Wimbledon run out of steam


WIMBLEDON'S bong unbeaten Premier League record ended amid a series of slipped defensive discs at Villa Park yesterday. Having accepted a goal from Santa's grotto, Aston Villa scored four more to go fourth in the table. For their supporters, grown accustomed to a frugal diet, this was a rare feast.

It was Wimbledon's first defeat in 20 league and cup games. It was also their heaviest since they lost 6-1 at Newcastle 14 months earlier. Considering Villa also had three goals disallowed for offside, Joe Kinnear's team could count themselves fortunate to have avoided a repetition of their 7-1 rout at Villa Park two seasons ago.

Wimbledon were well beaten yesterday after defending so solidly during the first half hour that the prospect of their opponents achieving five shots on target, let alone scoring five times, appeared remote. Yet their collapse in the second half was so complete that the mere idea of their drawing level on points with Liverpool at the top, which would have been the reward for a Wimbledon victory, became an absurd hypothesis.

Liverpool were the silent beneficiaries of Villa's victory. With both Arsenal and Wimbledon losing over the weekend they can extend their Premiership lead to five points by beating Newcastle at St James's Park tonight.

This is the first time in five seasons of Premier League football that Aston Villa have achieved five successive victories. They ended yesterday's game looking worth their place among the leading pursuers, but until they scored offered a number of reasons why their challenge might still become muted.

Faced with a packed defence offering the narrowest glimpses of goal, Brian Little's team played patience when their passing required more snap. Fernando Nelson and Alan Wright were advancing into the space Wimbledon were prepared on the flanks but produced few centres of quality. Dwight Yorke was being well marshalled by Chris Perry and Dean Blackwell, the Wimbledon centre backs, and only the studious ball control of Savo Milosevic offered Villa much hope of breaking the chilly stalemate.

The goal that changed the whole pattern of the proceedings seven minutes before half time arrived mere seconds after Villa had been denied a score by one of the season's more aberrant off side decisions. At least three Wimbledon defenders were keeping Yorke on side when Ian Taylor played the ball through to him.

What followed, therefore, was poetic justice of Tennysonian proportions. Neil Sullivan played the free kick out to Cunningham on the right, and in attempting a return pass to his goalkeeper the full back gave Yorke a clear run through what was now unpopulated territory.

Yorke scored between Sullivan's legs, and four minutes later Villa were further ahead. This time Perry, misjudging the ball in the air, inadvertently back headed behind his own lines. Blackwell came racing across to cover the danger but missed both ball and Milosevic, who held off the centre back's subsequent challenge to stab a shot past Sullivan.
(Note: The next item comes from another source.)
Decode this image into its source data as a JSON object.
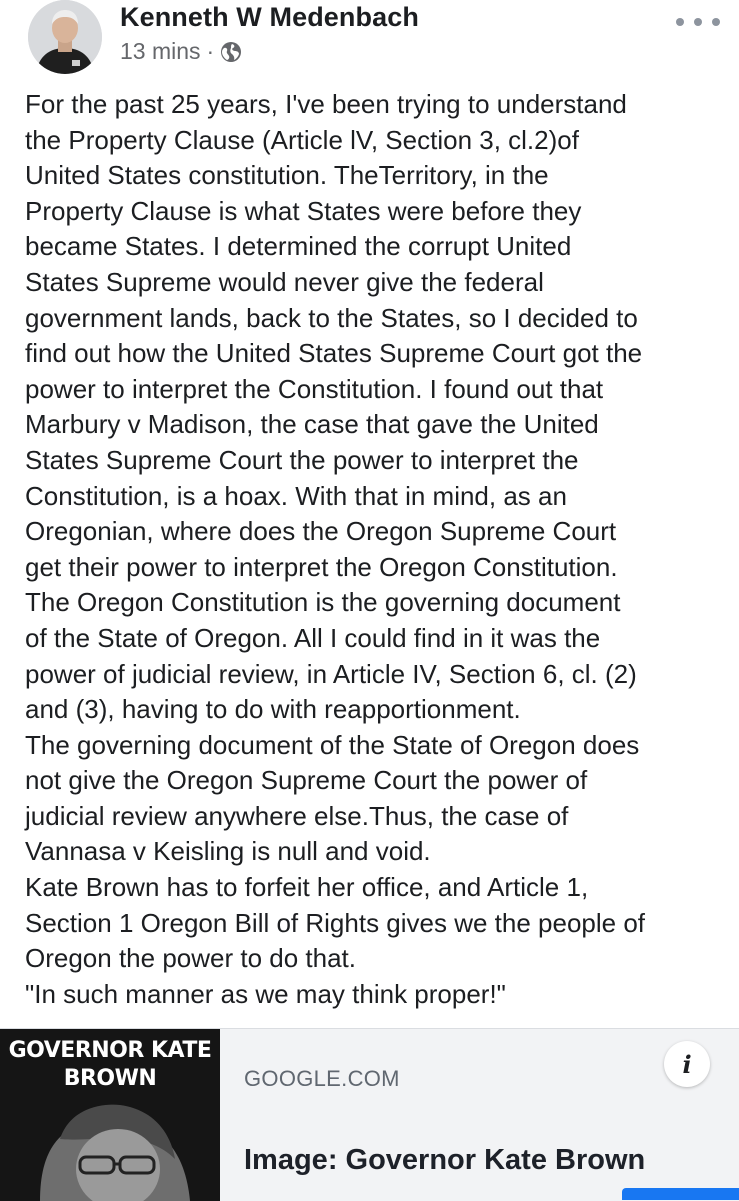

Their plans for containment in disarray, Wimbledon spent the rest of the match getting more men forward and, as a result, leaving themselves increasingly exposed at the back. For Aston Villa this really was Christmas come early.

Now Yorke, ably supported by Milosevic and Andy Townsend, was in his element. Almost every time the Tobagan received the ball and turned towards goal Villa looked like scoring again. Whereas in the first half hour their passing had tended to become lost in a mass of bodies their movements now found space at will.
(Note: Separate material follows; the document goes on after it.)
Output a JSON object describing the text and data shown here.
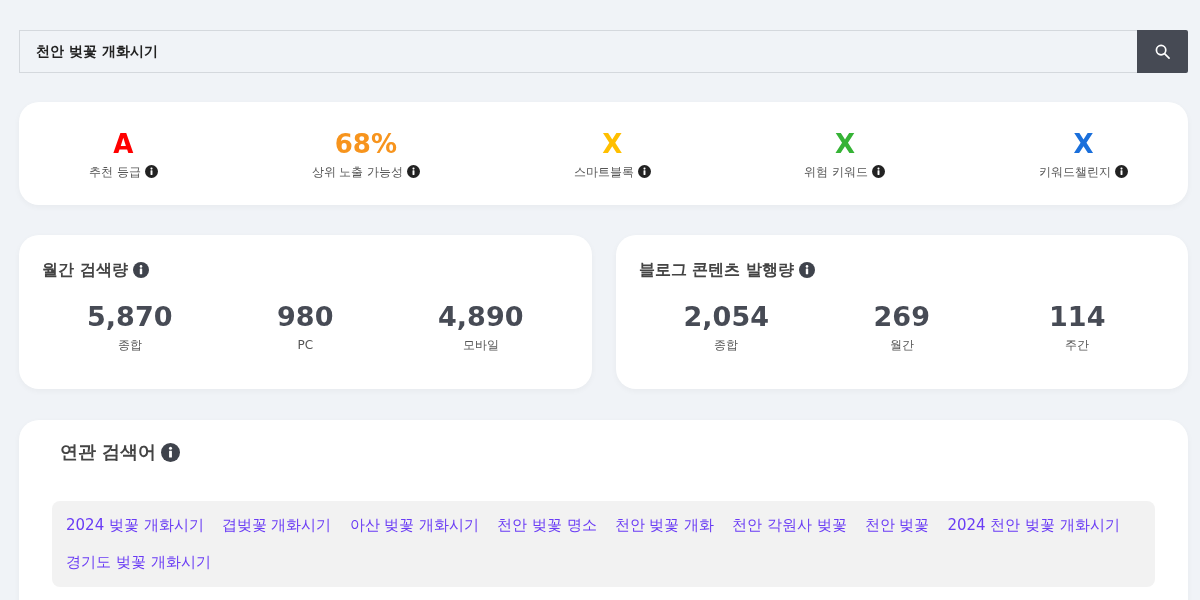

Taylor headed Aston Villa's third goal a minute past the hour after a superb cross from Steve Staunton on the left had found Sullivan blocking Milosevic's first time shot. The ball rebounded to a grateful Taylor at the near post.

This was only the second time since the start of the season that Villa had scored three times, and on the previous occasion they had lost 4-3 at Newcastle. Not that there was much chance of a similar occurrence yesterday.

With 14 minutes remaining Milosevic accepted a return pass from Townsend and scored his second goal, and Villa's fourth, with the aid of a deflection off Blackwell. Then in the 85th minute Yorke darted in front of Blackwell to meet a low centre from Sasa Curcic, who had replaced Mark Draper, and complete the scoring with the most stylish finish of the afternoon, an exquisite flick into the far corner of the net.

Kinnear described the result as a "blimp". At least Villa Park had refrained from singing Colonel Bogey.

"If, at the start of the season, I'd told people that by Christmas we would have been level with Liverpool at the top if we had beaten Aston Villa they'd have carried me off to the nuthouse," the Wimbledon manager argued defiantly. "Now people will be saying what a great side Aston Villa are, but they're still a point behind us."

With Villa due to meet Arsenal, Manchester United, Newcastle and Liverpool once they have played Chelsea on St Stephen's Day Kinnear may be right to keep a sense of perspective. But at times yesterday his crazy gang must have driven him mad.